There are four barriers I have had to deal with in this journey; 

1. Emotional issues – there are a number of things that get you to that unhealthy weight. Dealing with these issues is essential. This is where you find your why, “why am I doing this”; your motivation. Answers  like,” I want to be toned”  don’t cut it here because one could still ask why you want to be toned! Something like, ” I’m embarrassed by my body, I find it hard to find dresses that suit me. This has led to me going out less and as such I don’t have much of a social life which makes me sad.” A response like that leads to motivation because you are dealing with your true feelings. Please note we cannot judge this stage and try to psycho- analyse it. We have to be honest about how we truly feel about things in order to resolve them. Sugar coating my feelings only led me to a place where I still felt unhappy with my body.

Let it burn! 

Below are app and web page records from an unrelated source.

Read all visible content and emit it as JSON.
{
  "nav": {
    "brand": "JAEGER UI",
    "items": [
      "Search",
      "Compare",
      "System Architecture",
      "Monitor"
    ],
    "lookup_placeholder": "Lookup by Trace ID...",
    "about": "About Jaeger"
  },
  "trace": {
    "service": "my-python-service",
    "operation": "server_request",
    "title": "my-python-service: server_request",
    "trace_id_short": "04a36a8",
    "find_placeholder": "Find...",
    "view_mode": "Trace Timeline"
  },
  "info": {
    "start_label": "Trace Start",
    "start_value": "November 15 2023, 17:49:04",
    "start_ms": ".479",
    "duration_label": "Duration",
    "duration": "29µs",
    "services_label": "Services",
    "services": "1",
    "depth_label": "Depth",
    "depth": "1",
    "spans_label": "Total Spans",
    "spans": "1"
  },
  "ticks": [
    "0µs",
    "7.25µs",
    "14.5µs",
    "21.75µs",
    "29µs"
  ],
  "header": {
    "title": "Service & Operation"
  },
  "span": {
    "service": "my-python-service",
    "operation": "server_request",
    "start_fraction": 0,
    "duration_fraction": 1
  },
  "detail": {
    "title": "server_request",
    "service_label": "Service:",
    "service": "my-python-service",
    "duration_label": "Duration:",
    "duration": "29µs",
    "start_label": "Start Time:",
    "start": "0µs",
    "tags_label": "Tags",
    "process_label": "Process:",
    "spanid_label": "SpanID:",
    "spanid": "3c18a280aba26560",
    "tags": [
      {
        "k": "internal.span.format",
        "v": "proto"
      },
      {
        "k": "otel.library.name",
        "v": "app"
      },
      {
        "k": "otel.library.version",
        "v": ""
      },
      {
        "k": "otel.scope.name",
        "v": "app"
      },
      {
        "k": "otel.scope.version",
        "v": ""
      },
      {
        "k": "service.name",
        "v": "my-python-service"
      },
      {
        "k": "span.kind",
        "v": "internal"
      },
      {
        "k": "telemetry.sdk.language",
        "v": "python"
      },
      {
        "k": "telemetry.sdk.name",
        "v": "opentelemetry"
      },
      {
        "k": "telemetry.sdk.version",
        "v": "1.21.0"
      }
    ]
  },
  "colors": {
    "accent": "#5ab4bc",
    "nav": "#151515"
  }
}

2. Physical pain – working out is a physical exercise, the more excess weight you have coupled with limited mobility, the harder the workouts are going to be in the beginning. You should expect this and as you get better at the exercise you do start to feel less pain. But this is when you need to push yourself; make the moves  more difficult with more sets, reps or weight. You need motivation to keep going, motivation you get from understanding why you are doing this. Without motivation, it’s easy to talk yourself out it.  This one is intertwined with the next. 
Mind over matter 
3. Mental strength  – I say this one is intertwined with physical pain because it is the physical effort that gives rise to that burn in our muscles (commonly referred to  as lactic acid) that sometimes determines whether we continue with a specific routine or increase the repetitions. Starting out, it was always at this point, when my muscles were “burning up” that I always gave in. This is where your mental strength must kick in. I have learned to breathe through this burn and focus on my routine in order to complete my reps. It’s not easy, but it’s essential in order to push yourself further. I still struggle, especially when I am doing a new routine but you can do it. It’s not going to kill you, in fact if you’re feeling that burn you’re doing better on that routine and thus creating the desired results. 
Focus honey
4. Other people: This could be people in the gym with to-die-for abs, people on a weight loss journey who just seem to be dropping pounds, people who don’t see what the problem is with your current weight. While I call this barrier ” other people” this is really about you. I came to understand that this was my journey. You could go into this as a group or pair but this is a solo adventure. It is essential for you to understand what you can share and who you should share it with. If you’re open to every opinion, you are going to struggle to settle into a routine and with that, results will elude you. Most important,  is your perception of what other people think of you. Most people have a lot on their plate to be concerned with your progress and those that do bother to make it their business are probably not about your progress; ignore them. Simple words, but you’ll have to work at it. 
It’s a marathon baby! 
I have watched people lose the same amount of fat  that I want to drop within record time and in the past, this would have set me back. But the reality is that some people will do “better”  than me. Their emotional issues, pain threshold, mental agility and perceptions mean that we cannot have the same results. Stick to your lane and run your race; you’ll get there: That’s what I continue to tell myself! 
To a healthy you.